Q: Restaurants Opening Without Liquor Licenses
- NovoCuisine Nov 19, 2006 07:11 PM
To anyone in the restaurant business, I'd like to know a little bit about something. I have been to three restaurants this month which had each been open for a few weeks. They all had liquor menus, but once I tried to order something I was informed that they did not have their liquor license yet.
Do restaurants ideally wish to get the licenses in time for opening, or is there a "it'll come when it comes" attitude? If it takes such a long time to get a license, why not get on it immediately? Are delays common?
Gotta say, it irks me a little to go out and not be able to have some wine or whatnot. I almost wish I would be told when coming into the restaurant "we don't have our license yet", so I could go somewhere else and then come back when I can get the full experience.
Here in PA it's also very expensive to get a license. My understanding of it is that here in PA, there are a limited number of liquor licenses available in the state of PA. Through the laws of supply and demand these licenses are sold at high prices and not everyone opening a new restaurant can afford the license.
liquor laws vary from state to state, and even within the state itself. in boston a liquor license costs about $250,000 and there are a finite amount. so a proprietor has to find one that's available, before even applying to the city. a wine and cordial license is easier and less expensive, but still no cake-walk. i'm in the business, and you want to have that license in place opening day to maximize revenue.
that being said, rents are so high here that any serious restaurant cannot make enough money just being byob. it's one of the reasons dining out in boston is so costly.
Probably the main question to be asked here, from the consumer's point of view is: are we talking of a license to SELL alcohol, or a license to CONSUME in the premises?
In the first case (and only then) BYOB should be OK.
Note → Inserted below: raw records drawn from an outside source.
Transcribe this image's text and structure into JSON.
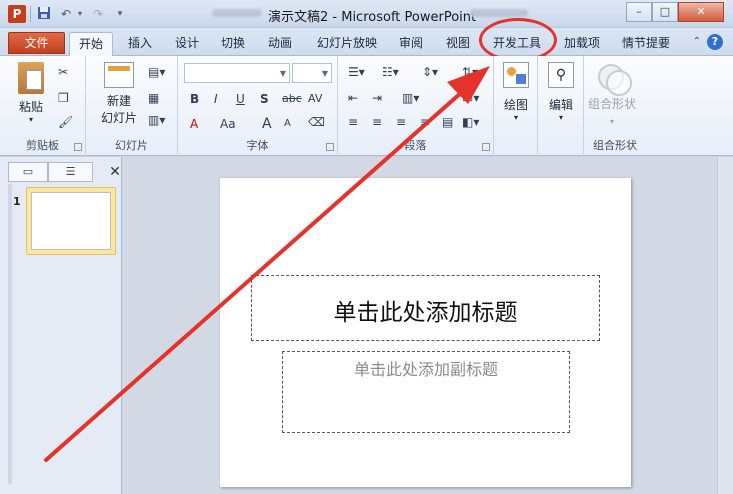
{
  "app": {
    "icon_letter": "P",
    "title": "演示文稿2 - Microsoft PowerPoint"
  },
  "quick_access": {
    "save_icon": "save-icon",
    "undo_icon": "undo-icon",
    "redo_icon": "redo-icon",
    "customize_icon": "customize-qat-icon"
  },
  "window_controls": {
    "minimize": "–",
    "restore": "□",
    "close": "✕"
  },
  "tabs": [
    {
      "label": "文件"
    },
    {
      "label": "开始"
    },
    {
      "label": "插入"
    },
    {
      "label": "设计"
    },
    {
      "label": "切换"
    },
    {
      "label": "动画"
    },
    {
      "label": "幻灯片放映"
    },
    {
      "label": "审阅"
    },
    {
      "label": "视图"
    },
    {
      "label": "开发工具"
    },
    {
      "label": "加载项"
    },
    {
      "label": "情节提要"
    }
  ],
  "help_label": "?",
  "ribbon": {
    "clipboard": {
      "label": "剪贴板",
      "paste": "粘贴"
    },
    "slides": {
      "label": "幻灯片",
      "new_slide_1": "新建",
      "new_slide_2": "幻灯片"
    },
    "font": {
      "label": "字体",
      "bold": "B",
      "italic": "I",
      "underline": "U",
      "shadow": "S",
      "strike": "abc",
      "spacing": "AV",
      "font_color": "A",
      "change_case": "Aa",
      "grow": "A",
      "shrink": "A"
    },
    "paragraph": {
      "label": "段落"
    },
    "drawing": {
      "label": "绘图"
    },
    "editing": {
      "label": "编辑"
    },
    "shape_combine": {
      "label": "组合形状",
      "button": "组合形状"
    }
  },
  "slide_panel": {
    "slide_number": "1"
  },
  "slide": {
    "title_placeholder": "单击此处添加标题",
    "subtitle_placeholder": "单击此处添加副标题"
  },
  "colors": {
    "file_tab": "#c9502c",
    "annotation_red": "#e5322b",
    "accent_blue": "#2f6fd1"
  }
}
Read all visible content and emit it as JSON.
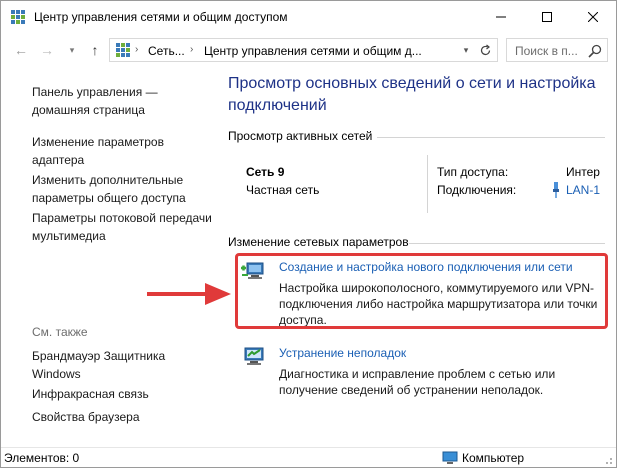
{
  "window": {
    "title": "Центр управления сетями и общим доступом",
    "icon": "network-center-icon"
  },
  "address": {
    "crumbs": [
      "Сеть...",
      "Центр управления сетями и общим д..."
    ],
    "search_placeholder": "Поиск в п..."
  },
  "left_pane": {
    "links": [
      {
        "label": "Панель управления — домашняя страница"
      },
      {
        "label": "Изменение параметров адаптера"
      },
      {
        "label": "Изменить дополнительные параметры общего доступа"
      },
      {
        "label": "Параметры потоковой передачи мультимедиа"
      }
    ],
    "see_also_label": "См. также",
    "see_also_links": [
      {
        "label": "Брандмауэр Защитника Windows"
      },
      {
        "label": "Инфракрасная связь"
      },
      {
        "label": "Свойства браузера"
      }
    ]
  },
  "main": {
    "heading": "Просмотр основных сведений о сети и настройка подключений",
    "active_networks_title": "Просмотр активных сетей",
    "network": {
      "name": "Сеть 9",
      "category": "Частная сеть",
      "access_type_label": "Тип доступа:",
      "access_type_value": "Интер",
      "connections_label": "Подключения:",
      "connections_value": "LAN-1"
    },
    "change_settings_title": "Изменение сетевых параметров",
    "tasks": [
      {
        "title": "Создание и настройка нового подключения или сети",
        "description": "Настройка широкополосного, коммутируемого или VPN-подключения либо настройка маршрутизатора или точки доступа.",
        "icon": "new-connection-icon"
      },
      {
        "title": "Устранение неполадок",
        "description": "Диагностика и исправление проблем с сетью или получение сведений об устранении неполадок.",
        "icon": "troubleshoot-icon"
      }
    ]
  },
  "status_bar": {
    "items_text": "Элементов: 0",
    "computer_text": "Компьютер"
  },
  "colors": {
    "heading": "#1e3287",
    "link": "#1a5fb4",
    "highlight": "#e03a3a"
  }
}
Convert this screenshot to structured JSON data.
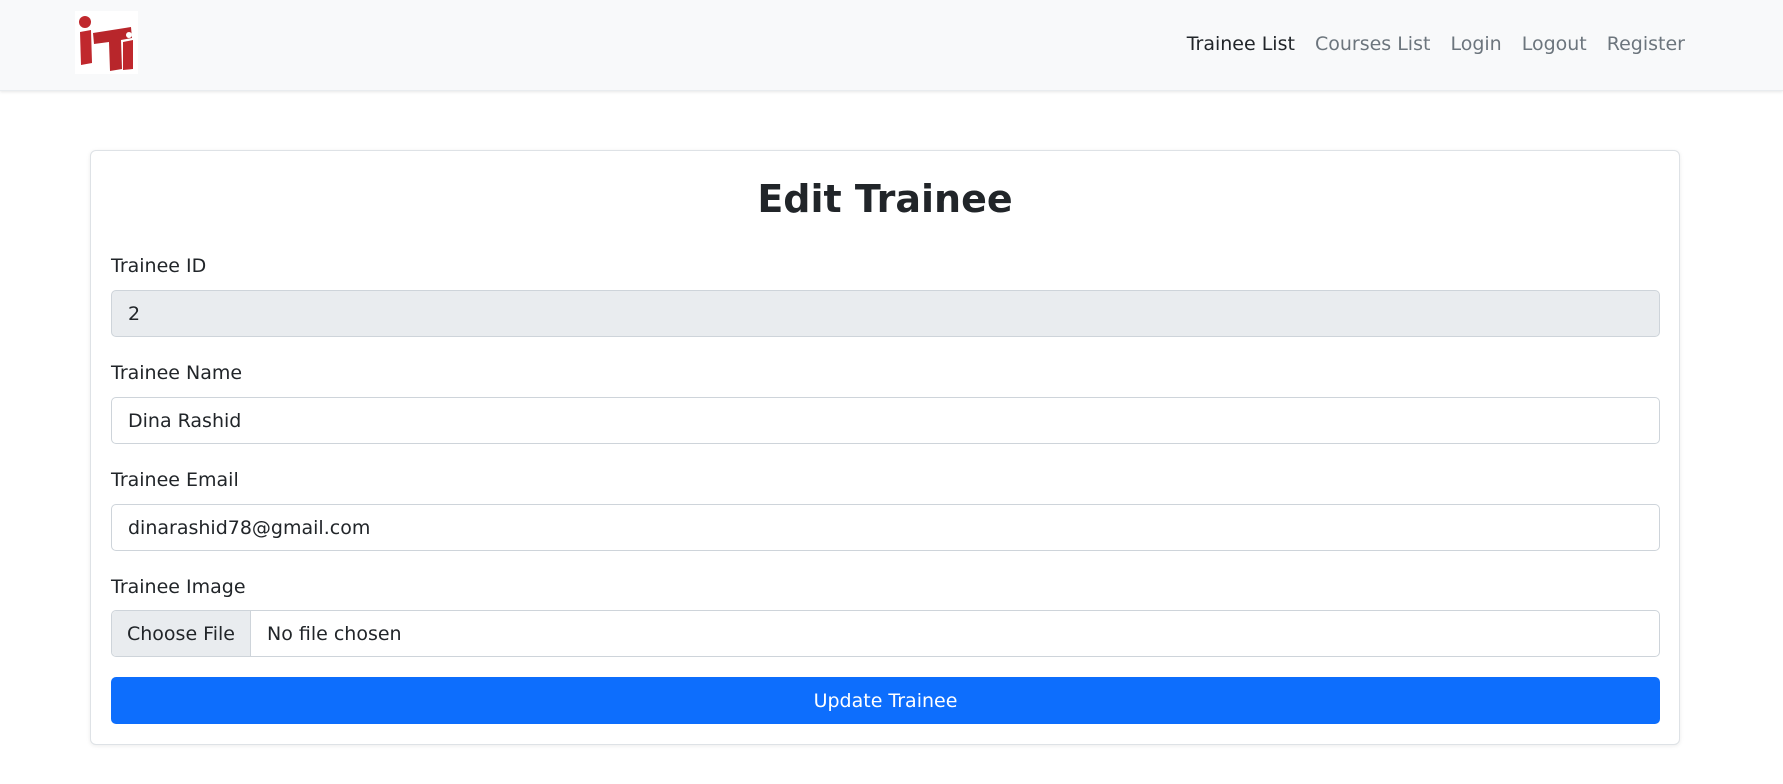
{
  "nav": {
    "logo_text": "iTi",
    "links": [
      "Trainee List",
      "Courses List",
      "Login",
      "Logout",
      "Register"
    ]
  },
  "form": {
    "title": "Edit Trainee",
    "id_label": "Trainee ID",
    "id_value": "2",
    "name_label": "Trainee Name",
    "name_value": "Dina Rashid",
    "email_label": "Trainee Email",
    "email_value": "dinarashid78@gmail.com",
    "image_label": "Trainee Image",
    "file_button": "Choose File",
    "file_status": "No file chosen",
    "submit_label": "Update Trainee"
  },
  "colors": {
    "navbar_bg": "#f8f9fa",
    "primary": "#0d6efd",
    "logo_red": "#c0282d",
    "readonly_bg": "#e9ecef"
  }
}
In CA my feeling is the license refers to consuming, irrespective of where the bottle was purchased.
However, many restaurans without license allow patrons to BYOB anyways.
Here in PA if they don't have a license BYOB requires no license. You'll sometimes find places offering a free drink with dinner. They're allowed to give away alcohol, just can't sell. Last year before a local Mexican place got their license, they had patio parties with a few free margaritas included with the price of dinner.